• Harley-Davidson to stop sales and manufacturing in India
  • 70 employees will be laid off and the Bawal plant to be shut down
  • The company reported its first loss in a decade in April-June 2020

Harley-Davidson has announced its exit from India, the world's biggest motorcycle market, quietly ending an 11-year ride in a country where it once hoped to gain major market share.

The iconic American company's departure also shows the difficulties faced by global brands trying to profit from the rapid growth that has made the country the fifth-largest economy.

Harley-Davidson plans to stop sales and manufacturing in India, as per the latest regulatory filings, under its new ‘Rewire’ program designed to help it navigate through tough financial times.

The company said it will focus on its more profitable bikes and core markets, such as the U.S., Europe, and other parts of Asia. The decision will contribute to the $75 million restructuring expenses in 2020.

Wisconsin-based Harley-Davidson had an anemic sales record in India and the exit comes at a time when the local auto industry has seen demand plummet amid the COVID-19 pandemic.

According to figures by the Society of Indian Automobile Manufacturers (SIAM), Harley sold a mere 103 units in July and 176 units last month. There were rumors that Harley-Davidson was planning to partner with a local company, as KTM and Triumph have done, but it has now opted to leave the market altogether.

About 70 employees are expected to lose their jobs and Harley-Davidson’s Bawal plant in northern India will be shut down. Existing customers will be served through its dealer network.

Harley-Davidson reported a loss of $96 million in the quarter ended June, its first quarterly loss in more than a decade. The company has laid off hundreds of employees after Jochen Zeitz took over as chief executive in May.

Harley-Davidson's entry into India was cleared by New Delhi in 2007 in exchange for the U.S. lifting an 18-year ban on mango imports from India, the Economic Times reported in 2018. But its products were also slapped with very high taxes and duties.

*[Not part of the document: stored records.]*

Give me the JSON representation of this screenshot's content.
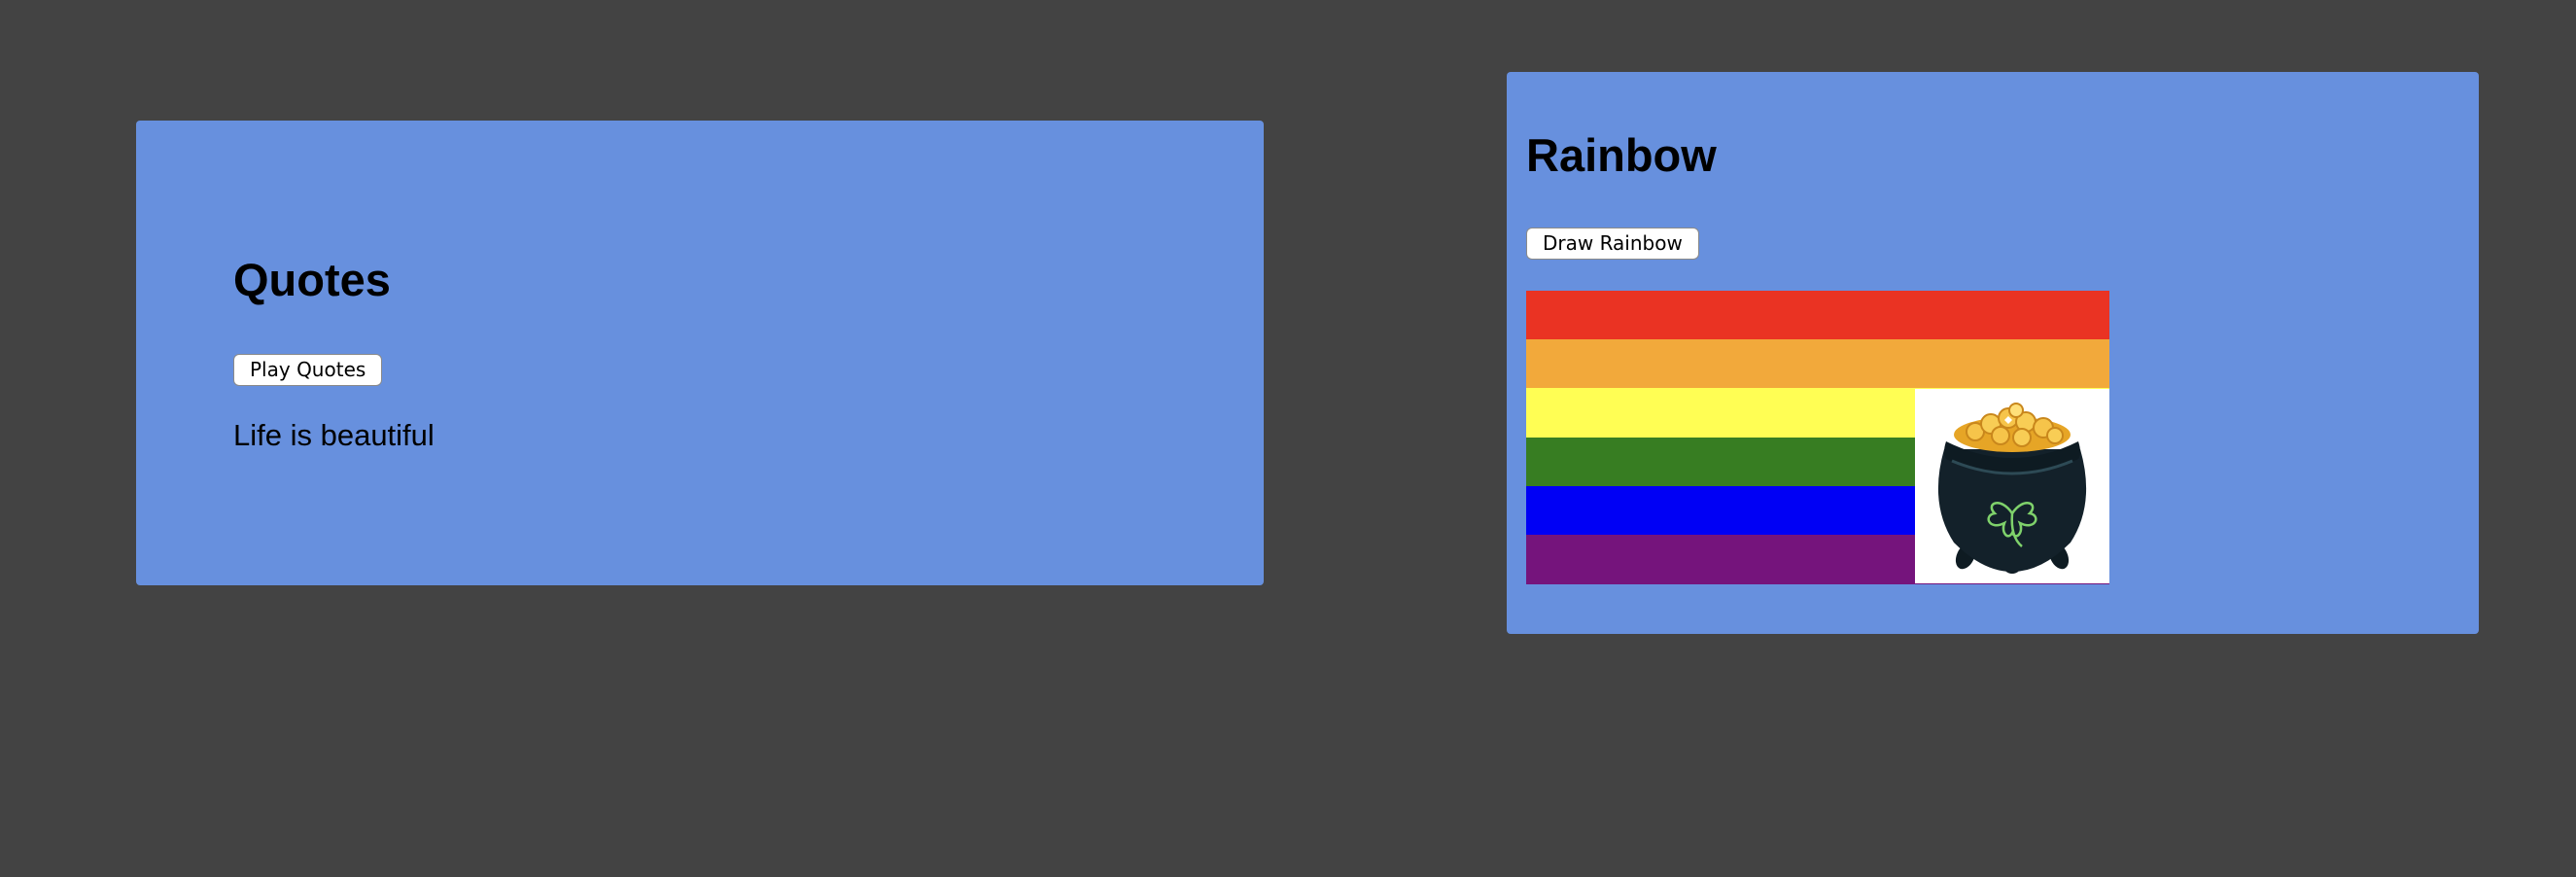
{
  "quotes": {
    "title": "Quotes",
    "button_label": "Play Quotes",
    "quote": "Life is beautiful"
  },
  "rainbow": {
    "title": "Rainbow",
    "button_label": "Draw Rainbow",
    "stripes": [
      {
        "name": "red",
        "color": "#ea3323"
      },
      {
        "name": "orange",
        "color": "#f2a93b"
      },
      {
        "name": "yellow",
        "color": "#fffe54"
      },
      {
        "name": "green",
        "color": "#377d22"
      },
      {
        "name": "blue",
        "color": "#0000f5"
      },
      {
        "name": "purple",
        "color": "#75147c"
      }
    ],
    "image_icon": "pot-of-gold-icon"
  },
  "colors": {
    "page_background": "#434343",
    "card_background": "#6790de"
  }
}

President Donald Trump has complained about the high tariffs on Harley Davidson motorcycles in India in the past. Following this, India lowered duties on Harleys to 50% in 2018, from around 100% previously, but Trump still found it “still unacceptable.”

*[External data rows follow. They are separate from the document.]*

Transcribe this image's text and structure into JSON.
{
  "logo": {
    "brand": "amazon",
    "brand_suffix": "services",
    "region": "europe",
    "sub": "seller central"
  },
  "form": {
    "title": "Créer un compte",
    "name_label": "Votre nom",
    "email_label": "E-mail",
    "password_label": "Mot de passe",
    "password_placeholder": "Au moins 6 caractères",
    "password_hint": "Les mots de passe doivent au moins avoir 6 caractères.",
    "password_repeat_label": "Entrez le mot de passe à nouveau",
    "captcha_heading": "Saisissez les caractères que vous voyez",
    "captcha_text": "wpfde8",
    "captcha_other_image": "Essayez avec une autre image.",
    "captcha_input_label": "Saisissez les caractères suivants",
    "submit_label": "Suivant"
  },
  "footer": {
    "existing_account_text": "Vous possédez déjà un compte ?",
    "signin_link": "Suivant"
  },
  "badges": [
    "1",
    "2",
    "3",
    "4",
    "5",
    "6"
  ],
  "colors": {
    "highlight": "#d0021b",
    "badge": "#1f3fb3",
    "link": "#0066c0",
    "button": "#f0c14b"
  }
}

FILE PHOTO: Harley Davidson motorcycles are displayed for sale at a showroom in London, U.K., June 22 2018. REUTERS/Henry Nicholls/File Photo

The Indian market has been a tough nut to crack for the U.S. motorcycle company. In 2012, Harley's India unit hoped to clock sales of 10,000 units per month by 2016. The company reportedly sold around 2,500 units in the last financial year.

There are 11 major players in the premium bike segment in India. Data suggests that this market, on the back of young riders, could reach as much as $161 million by 2023. Harley was one of the main players, with main competition from Triumph, Indian, Benelli, Kawasaki, Ducati, Aprilia, and the premium range bikes of Yamaha, Kawasaki, Suzuki, and Honda.

Harley's exit will be a headline setback for Prime Minister Narendra Modi's Make-in-India initiative, which aims to make India a manufacturing powerhouse, like China, and provide more jobs.

India's ranking has improved to 63rd among 190 economies, from 77th in 2018 and 130th in 2016, in the ease of doing business, according to the latest World Bank annual ratings. But corruption and red tape pose steep barriers to corporations hoping to tap into the huge middle class in the country.

Harley-Davidson's exit comes only weeks after Toyota Motor cut back on its expansion plans, citing the tax regime in India. General Motors pulled out of the country in 2017.